Records excerpted from a collection:
<<<<

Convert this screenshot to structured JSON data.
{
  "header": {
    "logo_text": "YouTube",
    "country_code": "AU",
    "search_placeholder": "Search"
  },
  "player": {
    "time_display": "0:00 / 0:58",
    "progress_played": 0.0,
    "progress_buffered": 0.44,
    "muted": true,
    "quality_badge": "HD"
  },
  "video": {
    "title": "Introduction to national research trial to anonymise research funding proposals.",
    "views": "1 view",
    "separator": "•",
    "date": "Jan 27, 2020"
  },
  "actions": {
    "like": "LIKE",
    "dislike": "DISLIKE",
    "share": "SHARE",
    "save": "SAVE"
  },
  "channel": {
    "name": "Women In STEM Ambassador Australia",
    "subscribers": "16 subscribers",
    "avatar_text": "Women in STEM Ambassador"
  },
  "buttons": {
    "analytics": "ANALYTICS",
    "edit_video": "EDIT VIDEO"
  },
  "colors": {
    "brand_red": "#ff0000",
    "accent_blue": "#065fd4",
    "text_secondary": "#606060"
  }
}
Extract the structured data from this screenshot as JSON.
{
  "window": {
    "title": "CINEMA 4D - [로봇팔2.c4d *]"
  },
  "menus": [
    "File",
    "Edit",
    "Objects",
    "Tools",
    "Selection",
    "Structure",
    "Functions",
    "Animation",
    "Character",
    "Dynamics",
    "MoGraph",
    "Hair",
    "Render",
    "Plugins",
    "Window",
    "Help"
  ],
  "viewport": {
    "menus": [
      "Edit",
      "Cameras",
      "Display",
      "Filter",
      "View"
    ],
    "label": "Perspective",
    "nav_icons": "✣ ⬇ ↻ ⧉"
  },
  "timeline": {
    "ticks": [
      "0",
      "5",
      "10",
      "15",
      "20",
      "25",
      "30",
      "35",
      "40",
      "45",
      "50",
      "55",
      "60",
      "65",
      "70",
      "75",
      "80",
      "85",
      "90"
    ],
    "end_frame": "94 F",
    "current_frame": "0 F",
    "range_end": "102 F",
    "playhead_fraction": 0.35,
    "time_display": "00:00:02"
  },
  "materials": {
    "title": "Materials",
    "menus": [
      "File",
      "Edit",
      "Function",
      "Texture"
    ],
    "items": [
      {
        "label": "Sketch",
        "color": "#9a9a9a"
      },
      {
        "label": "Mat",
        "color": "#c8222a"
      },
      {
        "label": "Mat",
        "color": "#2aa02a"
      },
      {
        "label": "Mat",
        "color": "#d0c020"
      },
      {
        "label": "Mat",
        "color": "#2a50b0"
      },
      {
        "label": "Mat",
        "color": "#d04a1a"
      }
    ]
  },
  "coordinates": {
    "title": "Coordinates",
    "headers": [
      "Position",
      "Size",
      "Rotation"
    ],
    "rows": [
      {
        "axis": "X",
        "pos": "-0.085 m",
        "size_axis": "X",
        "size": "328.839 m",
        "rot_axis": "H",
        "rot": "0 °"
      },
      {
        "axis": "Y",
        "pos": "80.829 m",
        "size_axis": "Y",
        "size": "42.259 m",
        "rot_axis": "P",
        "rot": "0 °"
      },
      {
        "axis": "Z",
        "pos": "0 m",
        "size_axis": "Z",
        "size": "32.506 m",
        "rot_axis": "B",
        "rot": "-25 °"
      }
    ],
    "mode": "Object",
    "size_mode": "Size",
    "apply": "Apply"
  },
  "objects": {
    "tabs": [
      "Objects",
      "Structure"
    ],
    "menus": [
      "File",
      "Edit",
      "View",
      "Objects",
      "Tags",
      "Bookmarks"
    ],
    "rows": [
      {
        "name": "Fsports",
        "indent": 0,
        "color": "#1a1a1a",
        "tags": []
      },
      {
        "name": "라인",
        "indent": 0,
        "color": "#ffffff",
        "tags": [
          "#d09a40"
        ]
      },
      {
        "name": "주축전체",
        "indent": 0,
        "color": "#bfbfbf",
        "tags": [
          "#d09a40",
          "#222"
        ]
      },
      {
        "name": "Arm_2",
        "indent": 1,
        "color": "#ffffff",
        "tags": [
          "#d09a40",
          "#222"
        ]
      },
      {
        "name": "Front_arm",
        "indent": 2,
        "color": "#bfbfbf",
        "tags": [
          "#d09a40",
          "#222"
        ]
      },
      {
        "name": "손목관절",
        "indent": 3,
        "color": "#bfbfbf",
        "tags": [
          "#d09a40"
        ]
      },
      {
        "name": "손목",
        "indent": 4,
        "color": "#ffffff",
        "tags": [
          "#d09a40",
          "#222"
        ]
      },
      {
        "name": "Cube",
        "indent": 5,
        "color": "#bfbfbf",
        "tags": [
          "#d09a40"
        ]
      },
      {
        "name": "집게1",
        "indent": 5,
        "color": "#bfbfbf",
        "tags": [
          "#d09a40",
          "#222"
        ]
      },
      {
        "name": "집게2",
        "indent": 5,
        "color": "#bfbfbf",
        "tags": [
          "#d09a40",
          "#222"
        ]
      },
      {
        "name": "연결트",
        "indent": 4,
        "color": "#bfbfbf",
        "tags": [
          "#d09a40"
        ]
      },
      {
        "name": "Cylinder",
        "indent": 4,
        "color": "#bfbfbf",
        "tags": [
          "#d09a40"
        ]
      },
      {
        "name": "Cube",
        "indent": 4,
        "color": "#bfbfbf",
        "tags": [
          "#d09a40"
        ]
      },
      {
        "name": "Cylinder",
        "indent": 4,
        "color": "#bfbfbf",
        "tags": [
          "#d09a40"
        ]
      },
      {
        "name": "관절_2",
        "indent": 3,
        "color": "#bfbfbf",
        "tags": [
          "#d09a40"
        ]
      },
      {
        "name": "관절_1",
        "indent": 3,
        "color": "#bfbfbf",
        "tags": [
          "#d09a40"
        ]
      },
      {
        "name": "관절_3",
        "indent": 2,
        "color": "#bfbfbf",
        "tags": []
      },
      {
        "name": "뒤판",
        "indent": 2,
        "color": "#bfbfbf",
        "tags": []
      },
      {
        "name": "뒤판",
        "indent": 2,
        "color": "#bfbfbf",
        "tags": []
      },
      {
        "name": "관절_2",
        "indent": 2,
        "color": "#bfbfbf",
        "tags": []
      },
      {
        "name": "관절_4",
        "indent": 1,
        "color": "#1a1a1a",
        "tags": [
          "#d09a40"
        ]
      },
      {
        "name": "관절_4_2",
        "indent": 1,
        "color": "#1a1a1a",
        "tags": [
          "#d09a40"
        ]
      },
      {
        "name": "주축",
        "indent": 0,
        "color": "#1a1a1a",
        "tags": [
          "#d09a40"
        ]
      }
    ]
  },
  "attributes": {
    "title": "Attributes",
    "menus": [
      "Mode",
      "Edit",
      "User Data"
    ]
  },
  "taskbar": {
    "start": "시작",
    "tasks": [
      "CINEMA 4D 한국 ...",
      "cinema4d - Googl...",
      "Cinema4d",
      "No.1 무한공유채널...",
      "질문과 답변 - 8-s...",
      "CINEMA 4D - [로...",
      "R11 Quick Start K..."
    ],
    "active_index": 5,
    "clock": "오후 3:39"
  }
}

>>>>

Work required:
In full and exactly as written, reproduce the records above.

Result of this exercise:
Convert this screenshot to structured JSON data.
{
  "header": {
    "logo_text": "YouTube",
    "country_code": "AU",
    "search_placeholder": "Search"
  },
  "player": {
    "time_display": "0:00 / 0:58",
    "progress_played": 0.0,
    "progress_buffered": 0.44,
    "muted": true,
    "quality_badge": "HD"
  },
  "video": {
    "title": "Introduction to national research trial to anonymise research funding proposals.",
    "views": "1 view",
    "separator": "•",
    "date": "Jan 27, 2020"
  },
  "actions": {
    "like": "LIKE",
    "dislike": "DISLIKE",
    "share": "SHARE",
    "save": "SAVE"
  },
  "channel": {
    "name": "Women In STEM Ambassador Australia",
    "subscribers": "16 subscribers",
    "avatar_text": "Women in STEM Ambassador"
  },
  "buttons": {
    "analytics": "ANALYTICS",
    "edit_video": "EDIT VIDEO"
  },
  "colors": {
    "brand_red": "#ff0000",
    "accent_blue": "#065fd4",
    "text_secondary": "#606060"
  }
}
Extract the structured data from this screenshot as JSON.
{
  "window": {
    "title": "CINEMA 4D - [로봇팔2.c4d *]"
  },
  "menus": [
    "File",
    "Edit",
    "Objects",
    "Tools",
    "Selection",
    "Structure",
    "Functions",
    "Animation",
    "Character",
    "Dynamics",
    "MoGraph",
    "Hair",
    "Render",
    "Plugins",
    "Window",
    "Help"
  ],
  "viewport": {
    "menus": [
      "Edit",
      "Cameras",
      "Display",
      "Filter",
      "View"
    ],
    "label": "Perspective",
    "nav_icons": "✣ ⬇ ↻ ⧉"
  },
  "timeline": {
    "ticks": [
      "0",
      "5",
      "10",
      "15",
      "20",
      "25",
      "30",
      "35",
      "40",
      "45",
      "50",
      "55",
      "60",
      "65",
      "70",
      "75",
      "80",
      "85",
      "90"
    ],
    "end_frame": "94 F",
    "current_frame": "0 F",
    "range_end": "102 F",
    "playhead_fraction": 0.35,
    "time_display": "00:00:02"
  },
  "materials": {
    "title": "Materials",
    "menus": [
      "File",
      "Edit",
      "Function",
      "Texture"
    ],
    "items": [
      {
        "label": "Sketch",
        "color": "#9a9a9a"
      },
      {
        "label": "Mat",
        "color": "#c8222a"
      },
      {
        "label": "Mat",
        "color": "#2aa02a"
      },
      {
        "label": "Mat",
        "color": "#d0c020"
      },
      {
        "label": "Mat",
        "color": "#2a50b0"
      },
      {
        "label": "Mat",
        "color": "#d04a1a"
      }
    ]
  },
  "coordinates": {
    "title": "Coordinates",
    "headers": [
      "Position",
      "Size",
      "Rotation"
    ],
    "rows": [
      {
        "axis": "X",
        "pos": "-0.085 m",
        "size_axis": "X",
        "size": "328.839 m",
        "rot_axis": "H",
        "rot": "0 °"
      },
      {
        "axis": "Y",
        "pos": "80.829 m",
        "size_axis": "Y",
        "size": "42.259 m",
        "rot_axis": "P",
        "rot": "0 °"
      },
      {
        "axis": "Z",
        "pos": "0 m",
        "size_axis": "Z",
        "size": "32.506 m",
        "rot_axis": "B",
        "rot": "-25 °"
      }
    ],
    "mode": "Object",
    "size_mode": "Size",
    "apply": "Apply"
  },
  "objects": {
    "tabs": [
      "Objects",
      "Structure"
    ],
    "menus": [
      "File",
      "Edit",
      "View",
      "Objects",
      "Tags",
      "Bookmarks"
    ],
    "rows": [
      {
        "name": "Fsports",
        "indent": 0,
        "color": "#1a1a1a",
        "tags": []
      },
      {
        "name": "라인",
        "indent": 0,
        "color": "#ffffff",
        "tags": [
          "#d09a40"
        ]
      },
      {
        "name": "주축전체",
        "indent": 0,
        "color": "#bfbfbf",
        "tags": [
          "#d09a40",
          "#222"
        ]
      },
      {
        "name": "Arm_2",
        "indent": 1,
        "color": "#ffffff",
        "tags": [
          "#d09a40",
          "#222"
        ]
      },
      {
        "name": "Front_arm",
        "indent": 2,
        "color": "#bfbfbf",
        "tags": [
          "#d09a40",
          "#222"
        ]
      },
      {
        "name": "손목관절",
        "indent": 3,
        "color": "#bfbfbf",
        "tags": [
          "#d09a40"
        ]
      },
      {
        "name": "손목",
        "indent": 4,
        "color": "#ffffff",
        "tags": [
          "#d09a40",
          "#222"
        ]
      },
      {
        "name": "Cube",
        "indent": 5,
        "color": "#bfbfbf",
        "tags": [
          "#d09a40"
        ]
      },
      {
        "name": "집게1",
        "indent": 5,
        "color": "#bfbfbf",
        "tags": [
          "#d09a40",
          "#222"
        ]
      },
      {
        "name": "집게2",
        "indent": 5,
        "color": "#bfbfbf",
        "tags": [
          "#d09a40",
          "#222"
        ]
      },
      {
        "name": "연결트",
        "indent": 4,
        "color": "#bfbfbf",
        "tags": [
          "#d09a40"
        ]
      },
      {
        "name": "Cylinder",
        "indent": 4,
        "color": "#bfbfbf",
        "tags": [
          "#d09a40"
        ]
      },
      {
        "name": "Cube",
        "indent": 4,
        "color": "#bfbfbf",
        "tags": [
          "#d09a40"
        ]
      },
      {
        "name": "Cylinder",
        "indent": 4,
        "color": "#bfbfbf",
        "tags": [
          "#d09a40"
        ]
      },
      {
        "name": "관절_2",
        "indent": 3,
        "color": "#bfbfbf",
        "tags": [
          "#d09a40"
        ]
      },
      {
        "name": "관절_1",
        "indent": 3,
        "color": "#bfbfbf",
        "tags": [
          "#d09a40"
        ]
      },
      {
        "name": "관절_3",
        "indent": 2,
        "color": "#bfbfbf",
        "tags": []
      },
      {
        "name": "뒤판",
        "indent": 2,
        "color": "#bfbfbf",
        "tags": []
      },
      {
        "name": "뒤판",
        "indent": 2,
        "color": "#bfbfbf",
        "tags": []
      },
      {
        "name": "관절_2",
        "indent": 2,
        "color": "#bfbfbf",
        "tags": []
      },
      {
        "name": "관절_4",
        "indent": 1,
        "color": "#1a1a1a",
        "tags": [
          "#d09a40"
        ]
      },
      {
        "name": "관절_4_2",
        "indent": 1,
        "color": "#1a1a1a",
        "tags": [
          "#d09a40"
        ]
      },
      {
        "name": "주축",
        "indent": 0,
        "color": "#1a1a1a",
        "tags": [
          "#d09a40"
        ]
      }
    ]
  },
  "attributes": {
    "title": "Attributes",
    "menus": [
      "Mode",
      "Edit",
      "User Data"
    ]
  },
  "taskbar": {
    "start": "시작",
    "tasks": [
      "CINEMA 4D 한국 ...",
      "cinema4d - Googl...",
      "Cinema4d",
      "No.1 무한공유채널...",
      "질문과 답변 - 8-s...",
      "CINEMA 4D - [로...",
      "R11 Quick Start K..."
    ],
    "active_index": 5,
    "clock": "오후 3:39"
  }
}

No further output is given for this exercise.